Culture- ART FEATURE- America the beautiful? Free-for-all at PVCC
As a young girl growing up during the Vietnam War era, I used to festoon my fake-suede fringed vest with buttons bearing slogans like "Power to the People" and "Question Authority" (I choose not to remember, "Never Trust Anyone over 30"). To me, expressing disagreement with the government seemed as American as apple pie.
Which is what gallery director Beryl Solla cleverly served at the opening of Piedmont Virginia Community College's exhibition, "Truth, Justice, and the American Way." The pie, however, was the only thing sugar-coated that day in the V. Earl Dickinson Building's North Gallery, where five artists creatively critique U.S. local, national, and global policies.
The pieces range from George Andrews' highly personal video, Red Light Runner– offering an "I fought the law, and the law won" warning– to Elmer Craig's burlap-textured ceramic "runes," impressed with letter blocks that spell out memorable quotes from the Bush administration and other political and military figures.
James Yates' two pieces invoke the American tradition of civil activism in the face of government tyranny by asking viewers to participate in the art. In "Pray For Separation of Corporation and State," peel-and-stick decals emblazoned with the title message fill a lucite holder hanging below a sign that directs viewers to take one and place it "next to the corporate logo of your choice."
Yates' second work, "Redeem Our Flag," features a painted U.S. flag obscured by a black waxy sludge. A sign advises using one of three nails resting in a nearby flag holder to scratch "Thou Shalt Not Kill" into the black, a collective act that reveals the lost red, white, and blue.
Lisa Parker Hyatt Ehrlich's four color-rich paintings take a less direct approach in commenting on the current government's warmongering. Through architecturally precise windows and doorways, the artist offers creepy and surreal glimpses of a bomb-filled world. A blue-eyed elephant lumbers down a bruise-colored corridor in the dreamlike "Bomb ‘Em Back to the Stone Age," as a diadem of missiles shoots from its head.

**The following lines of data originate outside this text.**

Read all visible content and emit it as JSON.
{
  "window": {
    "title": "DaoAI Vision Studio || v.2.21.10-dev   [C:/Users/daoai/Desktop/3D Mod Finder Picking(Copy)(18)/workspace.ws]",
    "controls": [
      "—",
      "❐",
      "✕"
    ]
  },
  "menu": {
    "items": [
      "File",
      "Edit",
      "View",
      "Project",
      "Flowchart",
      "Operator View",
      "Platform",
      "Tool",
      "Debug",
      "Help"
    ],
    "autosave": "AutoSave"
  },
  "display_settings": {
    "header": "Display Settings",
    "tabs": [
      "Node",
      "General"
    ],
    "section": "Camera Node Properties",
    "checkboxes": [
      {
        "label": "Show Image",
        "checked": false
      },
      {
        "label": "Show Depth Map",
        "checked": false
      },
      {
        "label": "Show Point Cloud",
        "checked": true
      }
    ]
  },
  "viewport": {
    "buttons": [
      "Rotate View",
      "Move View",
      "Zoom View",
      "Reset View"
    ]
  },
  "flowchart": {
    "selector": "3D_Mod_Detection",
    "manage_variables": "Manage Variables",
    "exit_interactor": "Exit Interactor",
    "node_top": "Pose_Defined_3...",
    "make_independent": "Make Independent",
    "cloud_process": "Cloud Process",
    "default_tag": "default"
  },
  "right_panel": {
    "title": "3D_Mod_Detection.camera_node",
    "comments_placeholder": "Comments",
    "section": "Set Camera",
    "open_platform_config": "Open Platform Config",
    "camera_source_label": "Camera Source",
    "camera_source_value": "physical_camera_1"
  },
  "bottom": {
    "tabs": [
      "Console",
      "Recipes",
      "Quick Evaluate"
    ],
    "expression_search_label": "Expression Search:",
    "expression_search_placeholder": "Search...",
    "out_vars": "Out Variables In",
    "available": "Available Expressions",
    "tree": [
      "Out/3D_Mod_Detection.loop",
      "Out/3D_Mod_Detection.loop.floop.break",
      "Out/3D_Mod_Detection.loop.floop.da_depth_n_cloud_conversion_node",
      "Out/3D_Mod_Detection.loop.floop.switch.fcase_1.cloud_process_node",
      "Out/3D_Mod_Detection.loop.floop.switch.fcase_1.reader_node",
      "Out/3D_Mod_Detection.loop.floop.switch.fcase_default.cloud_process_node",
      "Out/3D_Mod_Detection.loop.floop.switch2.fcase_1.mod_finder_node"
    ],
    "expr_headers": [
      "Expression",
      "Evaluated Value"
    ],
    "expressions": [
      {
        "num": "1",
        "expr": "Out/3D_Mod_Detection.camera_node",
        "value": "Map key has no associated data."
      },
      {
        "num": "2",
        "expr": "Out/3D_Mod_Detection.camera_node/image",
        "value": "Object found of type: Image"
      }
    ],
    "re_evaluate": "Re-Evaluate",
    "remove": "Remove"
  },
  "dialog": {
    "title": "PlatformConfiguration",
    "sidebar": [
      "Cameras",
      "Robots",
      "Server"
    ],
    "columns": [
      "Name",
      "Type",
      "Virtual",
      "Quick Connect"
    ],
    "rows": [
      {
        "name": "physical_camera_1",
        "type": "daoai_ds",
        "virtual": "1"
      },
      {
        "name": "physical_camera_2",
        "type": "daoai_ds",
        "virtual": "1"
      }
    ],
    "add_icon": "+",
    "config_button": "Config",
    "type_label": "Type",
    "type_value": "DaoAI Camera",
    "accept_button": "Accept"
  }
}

The most unusual work in the show is Ted Coffey's computerized "sound environment," entitled "Oikami." A written statement explains Coffey's technique and the subject explored— how global military and industrial actions endanger whales— while speakers emit an ever-changing combination of whale songs, electronic noise, and other sounds, creating a piece both beautiful and distressing.
Take in this authority-questioning show, and then go vote. Power to the people, right on!
"Truth, Justice, and the American Way" is on view in the V. Earl Dicksinson Building's North Gallery through November 26. The South Gallery features Christophe Vorlet's "Fear Politics," which also runs through November 26. Piedmont Virginia Community College. 961-5203.